A report by The New York Times found that Twitter’s ad revenue from April to May was only $88 million, a nearly 60% drop from a year earlier. Which is it? We read both of those statements on the internet. So they must both be true, right?

‘I Don’t Care’

After some legal hiccups, Musk bought Twitter in October for a monumental $44 billion. Fearing it would become a breeding ground for misinformation, hate speech, and good old-fashioned trolls, popular celebrities and news networks left Twitter, while companies like General Mills, United Airlines, and Audi paused their ad spending. Most CEOs would be pulling at their collars and asking “is it hot in here,” but Musk of course is not your typical CEO. His response has been a very apathetic and very Gen X “meh.”

Twitter may well go on to become the everything app, known simply as X, that Musk envisions. But until then, it’ll remain a playground for him to say whatever he wants, whether that’s comparing George Soros to the X-Men supervillain Magneto, or joking that he’s taking Tesla private at $420 a share — a blunder that cost him $40 million in SEC fines but he says was totally worth it. Last month, during an interview with NBC, he was asked why he was willing to risk hurting Twitter’s bottom line. By way of an answer, he referenced a scene in The Princess Bride where Spanish swordsman Inigo Montoya finally confronts his father’s murderer and says not all the money or power in the world could keep him from delivering the killing blow. “I’ll say what I want to say, and if the consequence of that is losing money, so be it,” Musk, who has a net worth of over $200 billion according to Barron’s, told NBC.

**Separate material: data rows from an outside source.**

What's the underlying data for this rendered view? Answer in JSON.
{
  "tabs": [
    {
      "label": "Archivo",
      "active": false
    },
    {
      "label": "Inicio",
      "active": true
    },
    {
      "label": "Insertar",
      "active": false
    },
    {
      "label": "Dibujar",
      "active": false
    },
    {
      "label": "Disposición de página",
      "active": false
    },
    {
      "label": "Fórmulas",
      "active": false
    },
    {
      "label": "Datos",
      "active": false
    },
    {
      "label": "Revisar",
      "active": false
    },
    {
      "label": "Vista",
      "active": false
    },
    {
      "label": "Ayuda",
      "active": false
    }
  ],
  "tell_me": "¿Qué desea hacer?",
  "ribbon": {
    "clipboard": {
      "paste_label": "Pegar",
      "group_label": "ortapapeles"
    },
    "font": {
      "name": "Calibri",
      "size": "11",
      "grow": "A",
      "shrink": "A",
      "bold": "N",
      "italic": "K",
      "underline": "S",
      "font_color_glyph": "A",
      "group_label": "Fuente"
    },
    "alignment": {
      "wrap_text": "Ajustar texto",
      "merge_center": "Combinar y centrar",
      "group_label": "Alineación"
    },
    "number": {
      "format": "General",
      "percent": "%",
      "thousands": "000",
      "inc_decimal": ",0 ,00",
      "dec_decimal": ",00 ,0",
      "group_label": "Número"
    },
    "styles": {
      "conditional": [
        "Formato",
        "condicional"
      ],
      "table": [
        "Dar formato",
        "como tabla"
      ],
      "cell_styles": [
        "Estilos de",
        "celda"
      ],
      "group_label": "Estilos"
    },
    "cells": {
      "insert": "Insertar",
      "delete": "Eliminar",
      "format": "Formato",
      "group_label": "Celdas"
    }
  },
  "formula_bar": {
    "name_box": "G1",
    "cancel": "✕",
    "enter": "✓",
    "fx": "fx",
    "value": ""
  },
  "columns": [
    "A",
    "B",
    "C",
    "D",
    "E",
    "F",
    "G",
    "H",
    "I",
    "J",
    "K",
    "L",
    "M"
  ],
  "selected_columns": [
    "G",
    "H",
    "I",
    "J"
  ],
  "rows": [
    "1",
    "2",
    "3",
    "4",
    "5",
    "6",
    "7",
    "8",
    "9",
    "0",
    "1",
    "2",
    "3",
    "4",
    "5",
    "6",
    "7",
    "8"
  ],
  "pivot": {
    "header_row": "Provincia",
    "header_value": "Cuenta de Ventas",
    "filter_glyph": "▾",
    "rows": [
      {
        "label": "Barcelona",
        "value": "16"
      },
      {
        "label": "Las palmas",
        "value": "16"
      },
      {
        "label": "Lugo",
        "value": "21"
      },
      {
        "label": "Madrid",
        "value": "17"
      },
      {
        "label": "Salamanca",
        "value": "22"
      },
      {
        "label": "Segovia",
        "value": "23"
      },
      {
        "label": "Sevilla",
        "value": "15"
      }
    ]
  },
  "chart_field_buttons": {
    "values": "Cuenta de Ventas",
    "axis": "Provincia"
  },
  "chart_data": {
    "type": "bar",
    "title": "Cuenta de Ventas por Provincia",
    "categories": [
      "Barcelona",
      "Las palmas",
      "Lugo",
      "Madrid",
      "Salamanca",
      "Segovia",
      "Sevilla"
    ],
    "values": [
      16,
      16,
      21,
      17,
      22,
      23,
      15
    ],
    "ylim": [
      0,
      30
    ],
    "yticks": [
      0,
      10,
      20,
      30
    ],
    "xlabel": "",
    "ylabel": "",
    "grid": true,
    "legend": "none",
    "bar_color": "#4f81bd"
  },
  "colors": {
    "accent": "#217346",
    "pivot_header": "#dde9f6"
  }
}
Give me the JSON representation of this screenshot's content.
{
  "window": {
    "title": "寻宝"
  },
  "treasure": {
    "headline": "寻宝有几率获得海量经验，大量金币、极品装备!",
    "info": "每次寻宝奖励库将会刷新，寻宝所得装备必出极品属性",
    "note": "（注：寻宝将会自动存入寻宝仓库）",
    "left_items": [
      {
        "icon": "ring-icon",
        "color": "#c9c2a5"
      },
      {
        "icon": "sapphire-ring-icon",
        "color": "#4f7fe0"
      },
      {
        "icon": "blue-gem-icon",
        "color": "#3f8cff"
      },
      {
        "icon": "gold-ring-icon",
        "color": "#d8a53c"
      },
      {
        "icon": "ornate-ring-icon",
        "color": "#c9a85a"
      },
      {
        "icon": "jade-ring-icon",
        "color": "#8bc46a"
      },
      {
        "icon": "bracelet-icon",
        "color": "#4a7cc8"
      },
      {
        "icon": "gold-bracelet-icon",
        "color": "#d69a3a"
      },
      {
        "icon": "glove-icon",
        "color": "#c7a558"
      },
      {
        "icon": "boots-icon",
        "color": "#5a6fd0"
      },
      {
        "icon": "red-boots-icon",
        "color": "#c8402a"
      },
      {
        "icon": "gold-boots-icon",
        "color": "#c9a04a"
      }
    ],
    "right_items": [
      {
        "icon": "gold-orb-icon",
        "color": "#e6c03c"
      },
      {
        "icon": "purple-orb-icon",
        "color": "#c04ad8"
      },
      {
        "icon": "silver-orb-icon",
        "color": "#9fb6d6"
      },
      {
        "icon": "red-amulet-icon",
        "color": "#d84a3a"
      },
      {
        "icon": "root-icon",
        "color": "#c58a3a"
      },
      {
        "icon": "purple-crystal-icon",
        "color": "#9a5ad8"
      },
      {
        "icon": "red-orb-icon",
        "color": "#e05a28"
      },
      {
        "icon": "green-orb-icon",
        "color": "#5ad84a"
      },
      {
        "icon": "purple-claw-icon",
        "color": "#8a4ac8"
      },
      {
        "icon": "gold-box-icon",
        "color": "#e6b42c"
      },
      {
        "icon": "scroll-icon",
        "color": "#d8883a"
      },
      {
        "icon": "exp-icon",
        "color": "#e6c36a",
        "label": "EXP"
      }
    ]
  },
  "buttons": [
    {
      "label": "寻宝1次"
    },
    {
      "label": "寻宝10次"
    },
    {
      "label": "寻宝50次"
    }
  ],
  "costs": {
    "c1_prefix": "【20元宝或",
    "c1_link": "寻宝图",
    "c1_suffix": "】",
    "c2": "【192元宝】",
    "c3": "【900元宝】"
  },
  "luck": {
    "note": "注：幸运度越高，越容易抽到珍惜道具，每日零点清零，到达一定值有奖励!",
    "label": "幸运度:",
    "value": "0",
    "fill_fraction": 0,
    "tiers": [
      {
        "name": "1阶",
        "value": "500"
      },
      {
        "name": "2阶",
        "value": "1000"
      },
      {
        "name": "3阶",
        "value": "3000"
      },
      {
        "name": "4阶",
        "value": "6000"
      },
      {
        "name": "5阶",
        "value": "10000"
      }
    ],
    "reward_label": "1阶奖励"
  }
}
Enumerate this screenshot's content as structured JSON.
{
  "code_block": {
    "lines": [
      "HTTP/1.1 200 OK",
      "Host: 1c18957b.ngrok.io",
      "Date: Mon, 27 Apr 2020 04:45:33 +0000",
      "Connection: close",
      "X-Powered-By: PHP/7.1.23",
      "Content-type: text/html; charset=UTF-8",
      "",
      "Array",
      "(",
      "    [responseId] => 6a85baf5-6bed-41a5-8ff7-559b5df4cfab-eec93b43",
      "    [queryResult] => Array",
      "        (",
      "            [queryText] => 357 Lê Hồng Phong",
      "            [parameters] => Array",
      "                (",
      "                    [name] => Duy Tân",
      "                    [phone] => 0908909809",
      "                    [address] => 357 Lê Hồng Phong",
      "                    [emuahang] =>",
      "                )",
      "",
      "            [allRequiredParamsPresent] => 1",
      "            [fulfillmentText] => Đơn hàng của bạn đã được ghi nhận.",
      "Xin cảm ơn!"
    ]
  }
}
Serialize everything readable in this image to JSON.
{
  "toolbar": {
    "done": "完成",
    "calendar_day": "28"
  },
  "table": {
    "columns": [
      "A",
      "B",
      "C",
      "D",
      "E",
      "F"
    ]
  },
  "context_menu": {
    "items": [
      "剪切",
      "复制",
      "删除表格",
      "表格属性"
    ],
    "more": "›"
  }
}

Well, losing money he is:

  • Such a drastic dive in ad sales is usually not good for a company that historically earns 90% of its revenue from advertisements. While overall ad sales are down, the NYT reported that Twitter is now marketing businesses it used to avoid like online gambling, marijuana products, and erectile dysfunction meds.
  • In less than a year, Twitter’s valuation has dropped to $15 billion, roughly one-third of Musk’s original purchase price, according to asset manager Fidelity.

A New Face that Runs the Place: Even the advertisers who want to be on Twitter have difficulty contacting the platform’s office, likely a product of Musk cutting 80% of the staff. The hope is that Twitter’s prospective CEO, Linda Yaccarino, will correct course, win back advertisers, and turn the platform into a money maker again. “For a period, we weren’t even sure who to get on the phone with to talk to,” Dave Campanelli, the chief investment officer of Horizon Media, told the NYT. “With Linda coming in, that could change that in a big way.” So, as the old Monty Python gag has it, this bird isn’t dead. It’s resting.